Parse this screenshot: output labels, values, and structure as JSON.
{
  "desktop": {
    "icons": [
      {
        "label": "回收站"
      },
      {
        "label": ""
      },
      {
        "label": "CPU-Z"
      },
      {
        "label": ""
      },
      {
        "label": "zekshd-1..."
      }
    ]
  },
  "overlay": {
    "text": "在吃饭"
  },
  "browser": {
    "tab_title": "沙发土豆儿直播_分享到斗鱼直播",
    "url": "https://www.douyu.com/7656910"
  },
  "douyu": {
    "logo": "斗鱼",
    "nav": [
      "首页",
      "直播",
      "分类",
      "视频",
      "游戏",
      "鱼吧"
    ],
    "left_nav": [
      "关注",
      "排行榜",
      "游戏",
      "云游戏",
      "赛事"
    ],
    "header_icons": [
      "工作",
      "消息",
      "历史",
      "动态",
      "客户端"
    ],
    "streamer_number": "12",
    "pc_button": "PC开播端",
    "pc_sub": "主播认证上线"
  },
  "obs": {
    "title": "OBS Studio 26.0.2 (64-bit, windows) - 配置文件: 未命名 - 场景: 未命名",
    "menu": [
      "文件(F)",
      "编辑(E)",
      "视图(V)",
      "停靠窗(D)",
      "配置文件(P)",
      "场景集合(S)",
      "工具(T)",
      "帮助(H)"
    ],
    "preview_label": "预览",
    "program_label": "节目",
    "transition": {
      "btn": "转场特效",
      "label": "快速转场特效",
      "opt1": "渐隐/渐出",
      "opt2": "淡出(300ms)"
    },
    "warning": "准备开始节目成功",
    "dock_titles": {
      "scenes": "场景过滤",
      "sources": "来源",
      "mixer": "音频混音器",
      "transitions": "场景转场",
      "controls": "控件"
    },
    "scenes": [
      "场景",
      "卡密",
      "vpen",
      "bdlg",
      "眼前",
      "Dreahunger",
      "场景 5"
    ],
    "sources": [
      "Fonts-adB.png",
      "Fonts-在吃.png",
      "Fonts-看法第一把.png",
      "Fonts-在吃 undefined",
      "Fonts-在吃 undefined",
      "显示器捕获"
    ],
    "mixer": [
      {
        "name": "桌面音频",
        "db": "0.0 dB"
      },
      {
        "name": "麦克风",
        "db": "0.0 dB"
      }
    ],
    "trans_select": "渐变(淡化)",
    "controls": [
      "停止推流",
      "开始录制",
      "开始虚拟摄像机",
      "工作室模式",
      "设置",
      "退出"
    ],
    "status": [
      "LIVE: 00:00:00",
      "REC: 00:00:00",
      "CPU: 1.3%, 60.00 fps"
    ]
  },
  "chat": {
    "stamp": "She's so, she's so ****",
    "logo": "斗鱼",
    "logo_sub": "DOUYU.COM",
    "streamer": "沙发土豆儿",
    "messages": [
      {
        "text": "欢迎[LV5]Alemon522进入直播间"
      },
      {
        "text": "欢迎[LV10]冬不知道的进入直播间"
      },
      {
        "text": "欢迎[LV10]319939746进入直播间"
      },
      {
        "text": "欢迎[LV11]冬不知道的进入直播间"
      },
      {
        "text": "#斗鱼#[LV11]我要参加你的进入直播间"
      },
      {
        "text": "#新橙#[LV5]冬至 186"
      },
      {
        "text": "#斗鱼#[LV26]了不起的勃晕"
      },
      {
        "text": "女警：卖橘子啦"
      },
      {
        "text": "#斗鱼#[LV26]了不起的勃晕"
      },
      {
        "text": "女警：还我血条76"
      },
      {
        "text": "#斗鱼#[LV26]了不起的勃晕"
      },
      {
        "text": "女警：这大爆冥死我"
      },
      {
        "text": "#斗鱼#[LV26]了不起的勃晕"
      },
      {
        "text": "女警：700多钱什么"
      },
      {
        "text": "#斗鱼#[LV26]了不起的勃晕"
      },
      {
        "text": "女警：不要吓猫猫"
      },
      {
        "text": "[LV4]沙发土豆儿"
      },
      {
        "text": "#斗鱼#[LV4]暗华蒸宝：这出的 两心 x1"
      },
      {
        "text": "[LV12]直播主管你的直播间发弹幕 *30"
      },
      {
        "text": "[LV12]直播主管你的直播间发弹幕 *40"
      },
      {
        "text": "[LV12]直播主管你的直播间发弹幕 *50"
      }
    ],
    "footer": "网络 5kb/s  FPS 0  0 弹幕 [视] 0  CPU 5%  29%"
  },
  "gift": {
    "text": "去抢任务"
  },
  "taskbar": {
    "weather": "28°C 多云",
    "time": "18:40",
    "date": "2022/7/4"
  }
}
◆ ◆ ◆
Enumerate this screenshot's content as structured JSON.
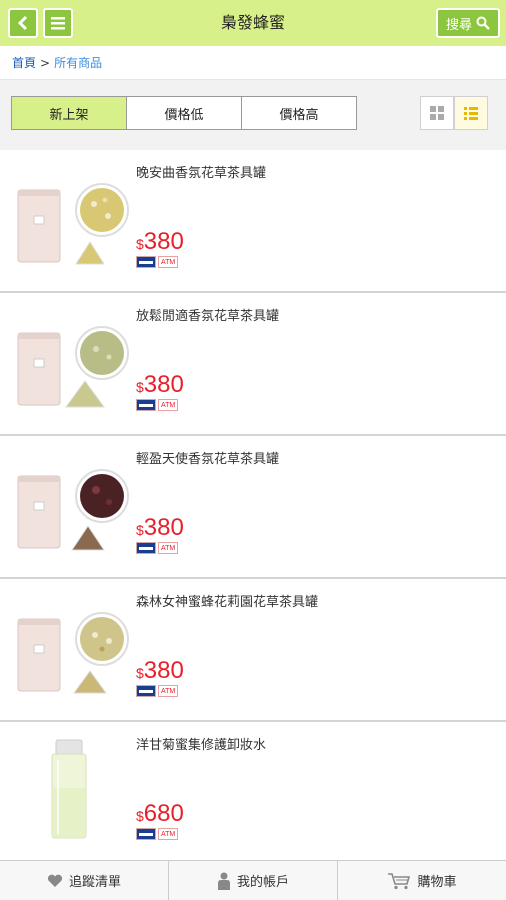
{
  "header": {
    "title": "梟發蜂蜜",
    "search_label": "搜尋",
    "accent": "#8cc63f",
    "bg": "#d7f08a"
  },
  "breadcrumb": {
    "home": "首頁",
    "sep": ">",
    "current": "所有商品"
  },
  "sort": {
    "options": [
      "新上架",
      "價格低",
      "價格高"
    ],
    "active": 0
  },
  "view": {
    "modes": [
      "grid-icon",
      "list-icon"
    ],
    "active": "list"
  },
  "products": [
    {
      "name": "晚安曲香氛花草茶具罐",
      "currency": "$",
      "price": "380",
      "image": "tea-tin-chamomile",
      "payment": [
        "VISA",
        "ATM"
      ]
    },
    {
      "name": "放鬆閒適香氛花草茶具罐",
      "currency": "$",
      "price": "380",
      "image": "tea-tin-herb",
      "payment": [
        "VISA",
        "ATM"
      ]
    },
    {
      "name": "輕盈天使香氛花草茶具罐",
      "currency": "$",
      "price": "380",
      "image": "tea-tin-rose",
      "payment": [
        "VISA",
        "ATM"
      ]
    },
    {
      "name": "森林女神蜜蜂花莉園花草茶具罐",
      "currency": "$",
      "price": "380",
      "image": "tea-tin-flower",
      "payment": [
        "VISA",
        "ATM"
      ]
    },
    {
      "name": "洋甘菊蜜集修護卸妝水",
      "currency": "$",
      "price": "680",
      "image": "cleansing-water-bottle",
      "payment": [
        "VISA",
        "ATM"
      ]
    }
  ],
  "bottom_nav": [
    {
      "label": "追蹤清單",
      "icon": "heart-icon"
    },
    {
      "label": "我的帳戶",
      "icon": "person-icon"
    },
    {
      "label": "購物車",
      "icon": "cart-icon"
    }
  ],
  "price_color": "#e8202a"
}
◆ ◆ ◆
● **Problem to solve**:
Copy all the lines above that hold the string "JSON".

● **Result of the task**:
Parse this screenshot: output labels, values, and structure as JSON.
Enumerate this screenshot's content as structured JSON.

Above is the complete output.